So-Called ‘Originalism’ No Help in Determining Cruel and Unusual Punishment

April 24, 2012

by Jeremy Leaming

From time to time, perhaps once a decade, syndicated columnist George Will can say or write something that does more than trumpet right-wing talking points. A recent piece on the Supreme Court’s consideration of whether sentencing juveniles to prison with no chance of parole violates the Constitution is an example.

Writing about cases involving juveniles who were sentenced to life in prison for crimes they committed when they were 14, Will says the judges involved had “no discretion to impose any other” sentences, and that such mandatory sentencing bars courts from taking into consideration our “society’s sense of cruelty.” This kind of thinking, however, as Will notes can undercut so-called originalism, a method of interpreting the Constitution favored by conservative judges. Toward the end of his column, Will writes that “even the ‘originalist’ Scalia, although disposed to construe the Constitution’s terms as they were understood when ratified, would today proscribe some late-18th-century punishments, such as public lashing and branding.”

Instead of obsessively trying to figure out what the Constitution’s framers thought when they crafted the document, competent judges today consider societal developments, which are informed by science. In fact, Will writes that the high court “has accommodated what science teaches.” He cites high court opinions from 2005 and 2010 that took into account studies on the differences between youngsters and adults in limiting the use of the death penalty in cases involving juveniles.

In 2005’s Roper v. Simmons, the justices relied in part on the differences between children and adults in concluding that the death penalty would not be imposed for crimes committed by those under 18, and later in Graham v. Florida that life sentences without parole would not be dealt to juveniles convicted of non-homicide crimes.

Will argues that the social science should be relied on by the high court in finding that teenagers committed of violent crimes, including homicide, should not be imprisoned forever. “Denying juveniles even a chance for parole defeats the penal objective of rehabilitation,” Will writes.

In a March 13 guest post for ACSblog law professor Kristin Henning also notes that scientific research “on adolescent development bolsters the commonsense understanding that teenagers lack self-control, are vulnerable to environmental pressures, and have fewer life experiences on which to draw in evaluating the consequences of their actions.”

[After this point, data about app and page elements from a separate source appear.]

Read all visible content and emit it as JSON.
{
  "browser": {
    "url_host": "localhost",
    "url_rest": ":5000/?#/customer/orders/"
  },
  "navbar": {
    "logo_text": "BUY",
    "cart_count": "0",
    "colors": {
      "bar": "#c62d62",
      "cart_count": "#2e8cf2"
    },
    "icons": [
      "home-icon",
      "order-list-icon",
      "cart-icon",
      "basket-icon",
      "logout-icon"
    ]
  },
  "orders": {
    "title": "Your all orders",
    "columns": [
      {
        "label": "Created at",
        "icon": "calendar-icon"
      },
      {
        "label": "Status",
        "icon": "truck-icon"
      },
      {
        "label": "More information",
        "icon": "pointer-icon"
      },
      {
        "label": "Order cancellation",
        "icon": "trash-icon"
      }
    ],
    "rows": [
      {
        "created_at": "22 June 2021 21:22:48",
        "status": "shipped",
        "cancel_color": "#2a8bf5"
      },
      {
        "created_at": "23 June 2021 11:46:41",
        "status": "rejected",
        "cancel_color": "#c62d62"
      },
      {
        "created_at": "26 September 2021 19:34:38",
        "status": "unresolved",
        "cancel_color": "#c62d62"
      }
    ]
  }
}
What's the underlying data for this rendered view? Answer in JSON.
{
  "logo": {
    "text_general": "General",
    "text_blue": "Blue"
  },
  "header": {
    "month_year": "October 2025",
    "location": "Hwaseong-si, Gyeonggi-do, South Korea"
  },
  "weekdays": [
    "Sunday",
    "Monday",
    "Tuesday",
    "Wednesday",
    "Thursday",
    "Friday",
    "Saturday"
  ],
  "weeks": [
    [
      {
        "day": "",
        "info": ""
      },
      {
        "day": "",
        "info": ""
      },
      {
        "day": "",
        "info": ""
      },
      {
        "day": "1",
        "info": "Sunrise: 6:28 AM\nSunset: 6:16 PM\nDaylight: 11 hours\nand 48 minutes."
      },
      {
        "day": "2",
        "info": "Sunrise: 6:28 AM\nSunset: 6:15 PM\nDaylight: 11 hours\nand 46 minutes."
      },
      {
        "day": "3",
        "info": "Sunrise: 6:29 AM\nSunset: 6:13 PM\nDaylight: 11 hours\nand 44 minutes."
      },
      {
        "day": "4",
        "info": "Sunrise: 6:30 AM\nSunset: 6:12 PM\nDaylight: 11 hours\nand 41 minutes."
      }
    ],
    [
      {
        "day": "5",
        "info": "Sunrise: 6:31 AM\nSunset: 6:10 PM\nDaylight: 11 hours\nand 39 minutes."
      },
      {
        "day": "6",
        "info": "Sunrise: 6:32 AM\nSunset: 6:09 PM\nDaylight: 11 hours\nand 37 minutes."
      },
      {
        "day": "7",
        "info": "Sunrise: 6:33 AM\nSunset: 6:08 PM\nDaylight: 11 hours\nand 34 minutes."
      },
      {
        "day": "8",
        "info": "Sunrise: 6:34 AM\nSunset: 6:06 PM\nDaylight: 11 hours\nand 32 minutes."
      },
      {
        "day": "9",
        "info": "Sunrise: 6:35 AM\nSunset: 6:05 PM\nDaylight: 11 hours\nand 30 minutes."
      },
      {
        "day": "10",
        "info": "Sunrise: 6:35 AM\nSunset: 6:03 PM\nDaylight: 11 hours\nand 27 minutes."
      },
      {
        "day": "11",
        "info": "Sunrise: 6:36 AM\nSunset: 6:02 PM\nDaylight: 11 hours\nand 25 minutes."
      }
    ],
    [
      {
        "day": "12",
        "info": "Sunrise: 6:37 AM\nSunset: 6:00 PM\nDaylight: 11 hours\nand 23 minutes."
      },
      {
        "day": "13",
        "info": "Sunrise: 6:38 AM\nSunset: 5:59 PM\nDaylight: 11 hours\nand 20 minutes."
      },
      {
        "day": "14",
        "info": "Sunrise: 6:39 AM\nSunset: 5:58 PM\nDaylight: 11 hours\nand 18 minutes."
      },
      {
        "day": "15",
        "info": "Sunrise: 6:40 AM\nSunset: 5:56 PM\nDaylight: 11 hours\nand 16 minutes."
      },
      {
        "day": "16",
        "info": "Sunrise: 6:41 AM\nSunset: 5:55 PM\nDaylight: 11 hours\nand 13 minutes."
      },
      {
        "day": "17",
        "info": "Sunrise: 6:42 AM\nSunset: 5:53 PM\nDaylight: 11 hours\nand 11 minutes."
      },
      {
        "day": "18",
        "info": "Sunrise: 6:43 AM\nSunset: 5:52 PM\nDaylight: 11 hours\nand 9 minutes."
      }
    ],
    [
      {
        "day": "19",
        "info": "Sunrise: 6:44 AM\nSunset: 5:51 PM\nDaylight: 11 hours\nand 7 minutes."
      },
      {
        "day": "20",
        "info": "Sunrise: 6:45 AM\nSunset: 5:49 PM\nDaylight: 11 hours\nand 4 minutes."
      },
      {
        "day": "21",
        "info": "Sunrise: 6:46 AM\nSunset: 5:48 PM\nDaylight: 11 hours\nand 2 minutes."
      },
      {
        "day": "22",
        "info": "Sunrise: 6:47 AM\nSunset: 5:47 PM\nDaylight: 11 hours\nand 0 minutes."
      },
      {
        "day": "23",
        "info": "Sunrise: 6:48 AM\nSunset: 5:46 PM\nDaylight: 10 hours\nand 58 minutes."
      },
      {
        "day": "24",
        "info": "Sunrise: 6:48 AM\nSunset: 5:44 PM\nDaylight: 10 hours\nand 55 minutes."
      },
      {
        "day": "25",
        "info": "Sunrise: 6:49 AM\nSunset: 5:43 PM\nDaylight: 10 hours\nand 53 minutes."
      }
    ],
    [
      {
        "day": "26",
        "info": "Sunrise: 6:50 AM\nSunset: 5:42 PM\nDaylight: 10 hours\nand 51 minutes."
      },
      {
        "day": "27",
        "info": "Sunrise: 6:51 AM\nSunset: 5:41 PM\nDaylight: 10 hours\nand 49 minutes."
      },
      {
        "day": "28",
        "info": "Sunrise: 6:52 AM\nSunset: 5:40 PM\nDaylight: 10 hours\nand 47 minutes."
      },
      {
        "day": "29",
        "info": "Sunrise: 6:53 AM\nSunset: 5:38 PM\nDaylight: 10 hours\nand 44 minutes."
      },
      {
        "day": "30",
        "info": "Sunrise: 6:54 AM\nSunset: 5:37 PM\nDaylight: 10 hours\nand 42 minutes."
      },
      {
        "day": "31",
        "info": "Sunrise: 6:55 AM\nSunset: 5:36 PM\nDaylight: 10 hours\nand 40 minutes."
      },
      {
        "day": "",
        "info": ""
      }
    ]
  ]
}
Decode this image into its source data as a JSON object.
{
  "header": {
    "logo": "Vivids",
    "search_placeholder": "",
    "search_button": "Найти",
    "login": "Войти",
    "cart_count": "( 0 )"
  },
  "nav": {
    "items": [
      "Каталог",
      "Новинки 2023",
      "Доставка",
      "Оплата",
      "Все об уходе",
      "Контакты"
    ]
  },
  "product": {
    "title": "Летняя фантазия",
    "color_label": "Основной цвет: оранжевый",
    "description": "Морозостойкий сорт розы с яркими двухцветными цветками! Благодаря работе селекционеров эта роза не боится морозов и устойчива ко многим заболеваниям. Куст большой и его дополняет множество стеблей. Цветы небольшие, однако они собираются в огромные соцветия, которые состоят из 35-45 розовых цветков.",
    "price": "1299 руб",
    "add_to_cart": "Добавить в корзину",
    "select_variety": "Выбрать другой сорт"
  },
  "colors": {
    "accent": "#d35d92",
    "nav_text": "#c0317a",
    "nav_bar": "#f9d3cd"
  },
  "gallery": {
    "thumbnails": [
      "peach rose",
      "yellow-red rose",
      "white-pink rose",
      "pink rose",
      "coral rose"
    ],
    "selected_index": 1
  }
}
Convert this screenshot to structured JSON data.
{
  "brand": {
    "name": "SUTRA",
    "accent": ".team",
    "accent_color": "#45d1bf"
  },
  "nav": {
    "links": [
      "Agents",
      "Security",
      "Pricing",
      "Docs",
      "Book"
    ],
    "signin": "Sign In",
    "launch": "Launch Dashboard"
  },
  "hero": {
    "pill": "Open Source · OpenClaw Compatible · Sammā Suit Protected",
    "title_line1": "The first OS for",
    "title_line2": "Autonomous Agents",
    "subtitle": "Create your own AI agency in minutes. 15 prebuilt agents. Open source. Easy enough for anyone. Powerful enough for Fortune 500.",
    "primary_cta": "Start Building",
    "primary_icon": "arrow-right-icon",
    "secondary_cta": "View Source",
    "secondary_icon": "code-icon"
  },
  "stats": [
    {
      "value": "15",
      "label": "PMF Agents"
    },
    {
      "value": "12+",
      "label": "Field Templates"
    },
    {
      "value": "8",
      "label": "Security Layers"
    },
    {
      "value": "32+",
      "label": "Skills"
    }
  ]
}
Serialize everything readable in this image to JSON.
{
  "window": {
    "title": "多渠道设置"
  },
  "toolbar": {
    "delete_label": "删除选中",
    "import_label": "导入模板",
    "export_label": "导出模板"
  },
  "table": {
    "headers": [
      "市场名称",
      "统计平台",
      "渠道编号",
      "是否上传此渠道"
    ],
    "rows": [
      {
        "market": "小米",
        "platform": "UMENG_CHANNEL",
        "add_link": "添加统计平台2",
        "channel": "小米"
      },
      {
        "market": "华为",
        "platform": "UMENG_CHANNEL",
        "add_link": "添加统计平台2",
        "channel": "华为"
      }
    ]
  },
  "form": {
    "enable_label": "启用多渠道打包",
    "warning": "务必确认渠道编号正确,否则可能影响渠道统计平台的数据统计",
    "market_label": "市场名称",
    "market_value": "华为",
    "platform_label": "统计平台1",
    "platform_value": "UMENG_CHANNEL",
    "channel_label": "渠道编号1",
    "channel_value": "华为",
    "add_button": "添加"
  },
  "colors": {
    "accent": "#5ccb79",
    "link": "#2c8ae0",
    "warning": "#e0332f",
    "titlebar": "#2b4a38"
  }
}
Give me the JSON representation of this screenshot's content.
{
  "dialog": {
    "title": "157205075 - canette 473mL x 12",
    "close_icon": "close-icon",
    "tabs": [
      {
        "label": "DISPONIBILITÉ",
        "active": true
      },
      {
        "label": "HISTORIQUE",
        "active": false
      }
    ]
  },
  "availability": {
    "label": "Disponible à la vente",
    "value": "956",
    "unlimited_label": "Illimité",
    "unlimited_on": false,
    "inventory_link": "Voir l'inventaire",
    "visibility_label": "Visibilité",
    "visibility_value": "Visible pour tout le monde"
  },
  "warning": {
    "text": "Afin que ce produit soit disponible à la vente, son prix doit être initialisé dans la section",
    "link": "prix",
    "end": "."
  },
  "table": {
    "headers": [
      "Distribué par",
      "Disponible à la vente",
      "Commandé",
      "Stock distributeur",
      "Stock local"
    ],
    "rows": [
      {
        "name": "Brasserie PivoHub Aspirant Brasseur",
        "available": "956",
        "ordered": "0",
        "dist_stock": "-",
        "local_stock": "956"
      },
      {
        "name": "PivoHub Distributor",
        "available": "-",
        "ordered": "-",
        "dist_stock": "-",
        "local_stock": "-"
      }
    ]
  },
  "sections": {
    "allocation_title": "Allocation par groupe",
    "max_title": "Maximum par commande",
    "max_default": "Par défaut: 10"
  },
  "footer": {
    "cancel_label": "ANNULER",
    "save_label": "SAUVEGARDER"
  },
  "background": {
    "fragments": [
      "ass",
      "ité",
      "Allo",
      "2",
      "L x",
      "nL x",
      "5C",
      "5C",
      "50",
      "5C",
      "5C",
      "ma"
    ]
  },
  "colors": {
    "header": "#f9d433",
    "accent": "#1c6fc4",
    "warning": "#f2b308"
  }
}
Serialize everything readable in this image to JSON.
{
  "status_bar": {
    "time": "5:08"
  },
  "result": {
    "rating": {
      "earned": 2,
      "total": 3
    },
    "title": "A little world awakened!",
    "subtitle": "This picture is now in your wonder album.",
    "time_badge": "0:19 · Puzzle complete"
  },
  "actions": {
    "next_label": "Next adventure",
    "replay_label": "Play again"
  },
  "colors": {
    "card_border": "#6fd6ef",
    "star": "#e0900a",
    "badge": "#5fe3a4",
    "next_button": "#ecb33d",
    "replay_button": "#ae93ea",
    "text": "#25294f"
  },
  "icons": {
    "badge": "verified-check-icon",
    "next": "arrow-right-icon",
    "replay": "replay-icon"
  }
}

Henning wrote that the high court should conclude based on its precedent, which relied in part on science, that sentencing juveniles to prison with no chance of parole is indeed cruel and unusual punishment in violation of the Constitution’s Eight Amendment. Not only are such sentences cruel, she argues, but also unusual, noting that only 79 people in the country are serving life-without-parole sentences.

Stubborn supporters of originalism, however, might have difficulty concluding that life-without-parole sentences violate the Eight Amendment. Many will no doubt cling to the simplicity of originalism, no matter how wobbly the method.

In their 2009 book, Keeping Faith with the Constitution, Goodwin Liu, Pamela S. Karlan and Christopher Schroeder argue that the Constitution’s framers set out fundamental values of liberty, equality and democracy that would be applicable in a changing world. The authors argue that the Constitution’s creators left the words and broad principles in the document open to future interpretation and application.

Indeed the authors note that the Constitution employs “general language,” such as “the Fourth Amendment protection against ‘unreasonable’ searches and seizures,” and “the Eighth Amendment prohibition on ‘cruel and unusual punishments.’”

“The open-textured quality,” the authors continue, “of these phrases is significant because the Framers could have specified, for example, the particular punishments they intended to forbid under the Eighth Amendment. But they chose not to do so, leaving open the punishments that might offend human dignity in the future.”